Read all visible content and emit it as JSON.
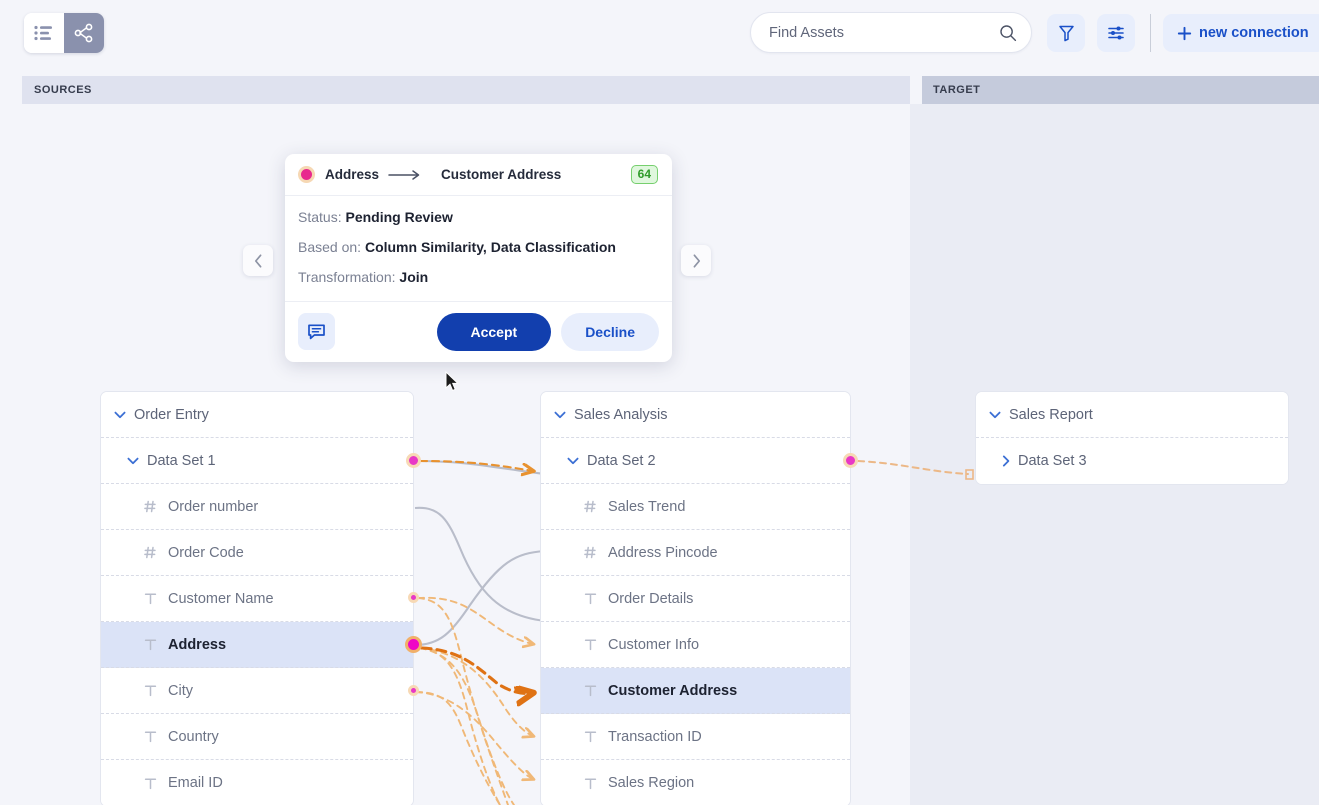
{
  "toolbar": {
    "view_list_icon": "list-view-icon",
    "view_graph_icon": "graph-view-icon",
    "search": {
      "value": "",
      "placeholder": "Find Assets",
      "icon": "search-icon"
    },
    "filter_icon": "filter-icon",
    "settings_icon": "sliders-icon",
    "new_connection": {
      "label": "new connection",
      "icon": "plus-icon"
    }
  },
  "bands": {
    "sources": "SOURCES",
    "target": "TARGET"
  },
  "card": {
    "source_field": "Address",
    "target_field": "Customer Address",
    "arrow_icon": "arrow-right-icon",
    "score_badge": "64",
    "rows": [
      {
        "label": "Status:",
        "value": "Pending Review"
      },
      {
        "label": "Based on:",
        "value": "Column Similarity, Data Classification"
      },
      {
        "label": "Transformation:",
        "value": "Join"
      }
    ],
    "chat_icon": "comment-icon",
    "accept_label": "Accept",
    "decline_label": "Decline",
    "prev_icon": "chevron-left-icon",
    "next_icon": "chevron-right-icon"
  },
  "panels": [
    {
      "id": "order-entry",
      "rows": [
        {
          "label": "Order Entry",
          "level": 0,
          "caret": "chevron-down",
          "type": "",
          "selected": false
        },
        {
          "label": "Data Set 1",
          "level": 1,
          "caret": "chevron-down",
          "type": "",
          "selected": false
        },
        {
          "label": "Order number",
          "level": 2,
          "caret": "",
          "type": "#",
          "selected": false
        },
        {
          "label": "Order Code",
          "level": 2,
          "caret": "",
          "type": "#",
          "selected": false
        },
        {
          "label": "Customer Name",
          "level": 2,
          "caret": "",
          "type": "T",
          "selected": false
        },
        {
          "label": "Address",
          "level": 2,
          "caret": "",
          "type": "T",
          "selected": true
        },
        {
          "label": "City",
          "level": 2,
          "caret": "",
          "type": "T",
          "selected": false
        },
        {
          "label": "Country",
          "level": 2,
          "caret": "",
          "type": "T",
          "selected": false
        },
        {
          "label": "Email ID",
          "level": 2,
          "caret": "",
          "type": "T",
          "selected": false
        }
      ]
    },
    {
      "id": "sales-analysis",
      "rows": [
        {
          "label": "Sales Analysis",
          "level": 0,
          "caret": "chevron-down",
          "type": "",
          "selected": false
        },
        {
          "label": "Data Set 2",
          "level": 1,
          "caret": "chevron-down",
          "type": "",
          "selected": false
        },
        {
          "label": "Sales Trend",
          "level": 2,
          "caret": "",
          "type": "#",
          "selected": false
        },
        {
          "label": "Address Pincode",
          "level": 2,
          "caret": "",
          "type": "#",
          "selected": false
        },
        {
          "label": "Order Details",
          "level": 2,
          "caret": "",
          "type": "T",
          "selected": false
        },
        {
          "label": "Customer Info",
          "level": 2,
          "caret": "",
          "type": "T",
          "selected": false
        },
        {
          "label": "Customer Address",
          "level": 2,
          "caret": "",
          "type": "T",
          "selected": true
        },
        {
          "label": "Transaction ID",
          "level": 2,
          "caret": "",
          "type": "T",
          "selected": false
        },
        {
          "label": "Sales Region",
          "level": 2,
          "caret": "",
          "type": "T",
          "selected": false
        }
      ]
    },
    {
      "id": "sales-report",
      "rows": [
        {
          "label": "Sales Report",
          "level": 0,
          "caret": "chevron-down",
          "type": "",
          "selected": false
        },
        {
          "label": "Data Set 3",
          "level": 1,
          "caret": "chevron-right",
          "type": "",
          "selected": false
        }
      ]
    }
  ],
  "colors": {
    "accent_blue": "#1a50c8",
    "accept_blue": "#123fae",
    "magenta_node": "#e838c6",
    "link_orange": "#e8922f",
    "link_orange_strong": "#e06a10",
    "link_grey": "#b6bbc8",
    "badge_green": "#2f9b2a",
    "row_selected": "#dbe3f7"
  }
}
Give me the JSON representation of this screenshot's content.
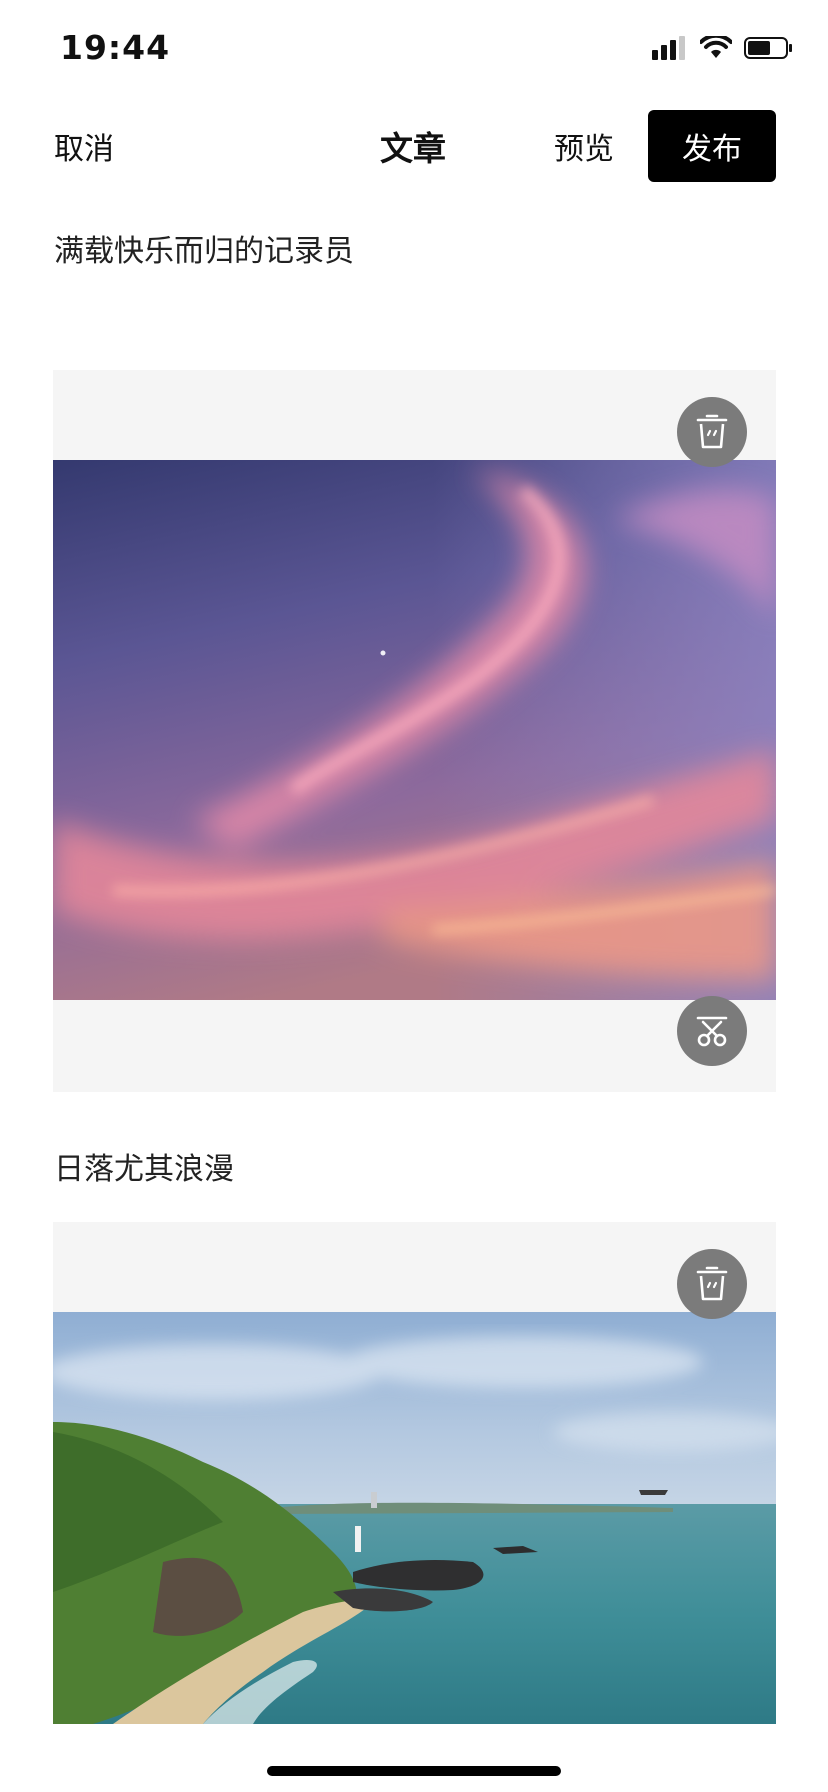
{
  "status_bar": {
    "time": "19:44",
    "battery_level": 0.62
  },
  "nav": {
    "cancel_label": "取消",
    "title": "文章",
    "preview_label": "预览",
    "publish_label": "发布"
  },
  "blocks": [
    {
      "caption": "满载快乐而归的记录员",
      "image_desc": "sunset-sky-photo"
    },
    {
      "caption": "日落尤其浪漫",
      "image_desc": "coastline-photo"
    }
  ],
  "icons": {
    "delete": "trash-icon",
    "crop": "scissors-icon",
    "signal": "cellular-signal-icon",
    "wifi": "wifi-icon",
    "battery": "battery-icon"
  },
  "colors": {
    "publish_bg": "#000000",
    "publish_text": "#ffffff",
    "card_bg": "#f5f5f5",
    "overlay_btn": "#7b7b7b"
  }
}
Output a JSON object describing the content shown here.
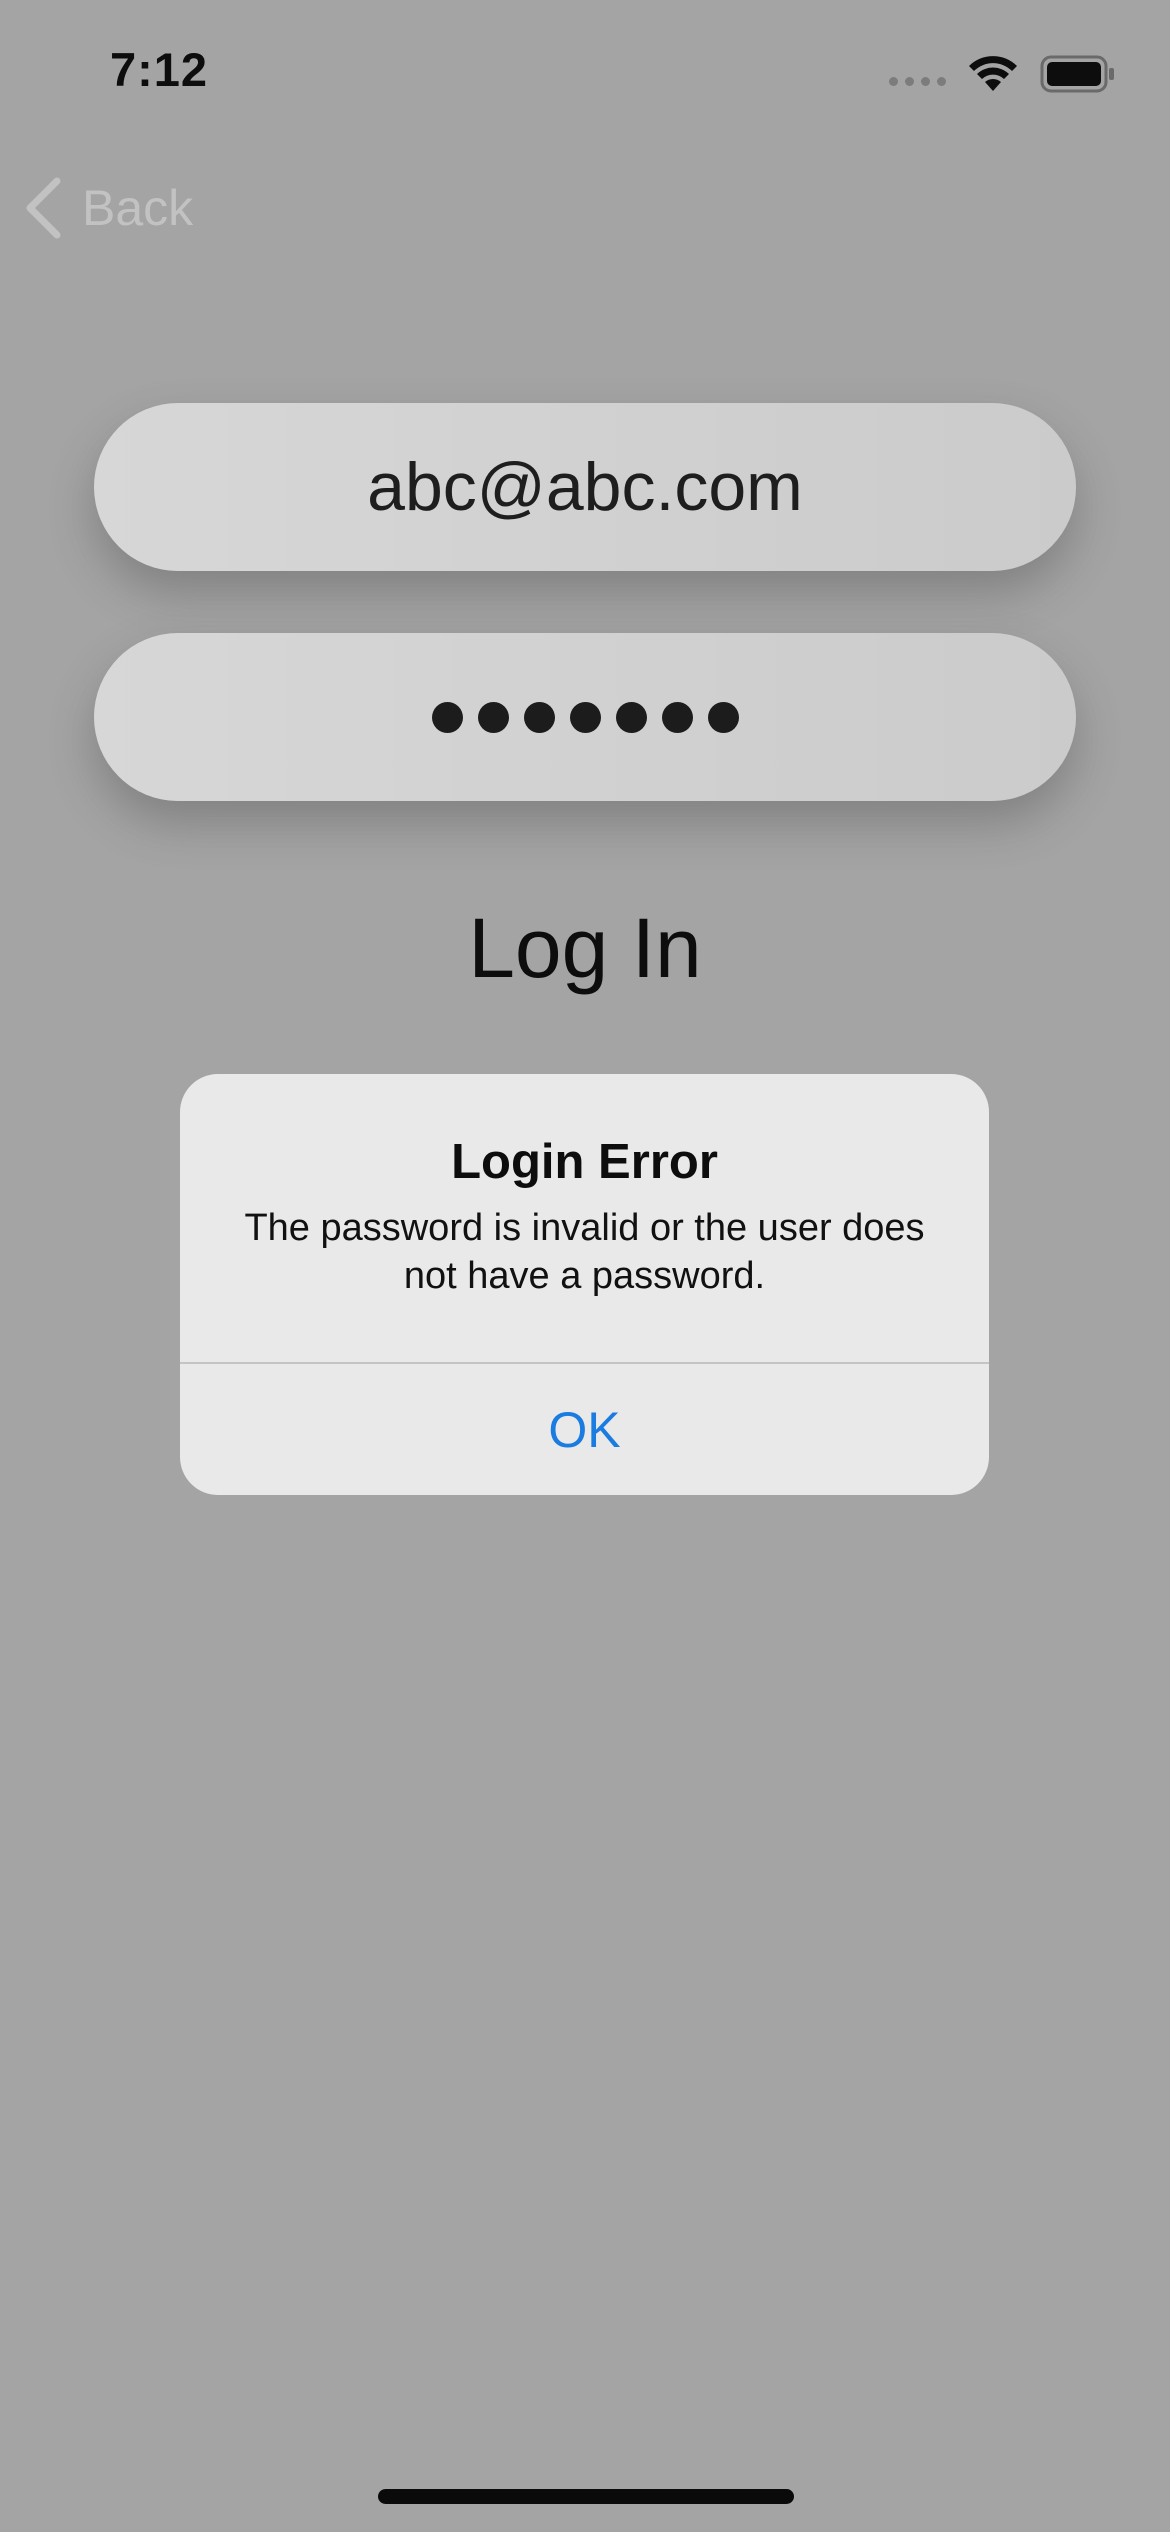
{
  "status_bar": {
    "time": "7:12"
  },
  "nav": {
    "back_label": "Back"
  },
  "form": {
    "email_value": "abc@abc.com",
    "password_masked": "●●●●●●●",
    "password_length": 7,
    "login_label": "Log In"
  },
  "alert": {
    "title": "Login Error",
    "message": "The password is invalid or the user does not have a password.",
    "ok_label": "OK"
  },
  "colors": {
    "background_dimmed": "#a4a4a4",
    "alert_background": "#e9e9e9",
    "accent_blue": "#1a7ce0"
  },
  "icons": {
    "back": "chevron-left-icon",
    "cellular": "cellular-signal-icon",
    "wifi": "wifi-icon",
    "battery": "battery-icon"
  }
}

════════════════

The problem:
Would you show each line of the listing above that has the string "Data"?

Result of this exercise:
        "value": "Column Similarity, Data Classification"
          "label": "Data Set 1",
          "label": "Data Set 2",
          "label": "Data Set 3",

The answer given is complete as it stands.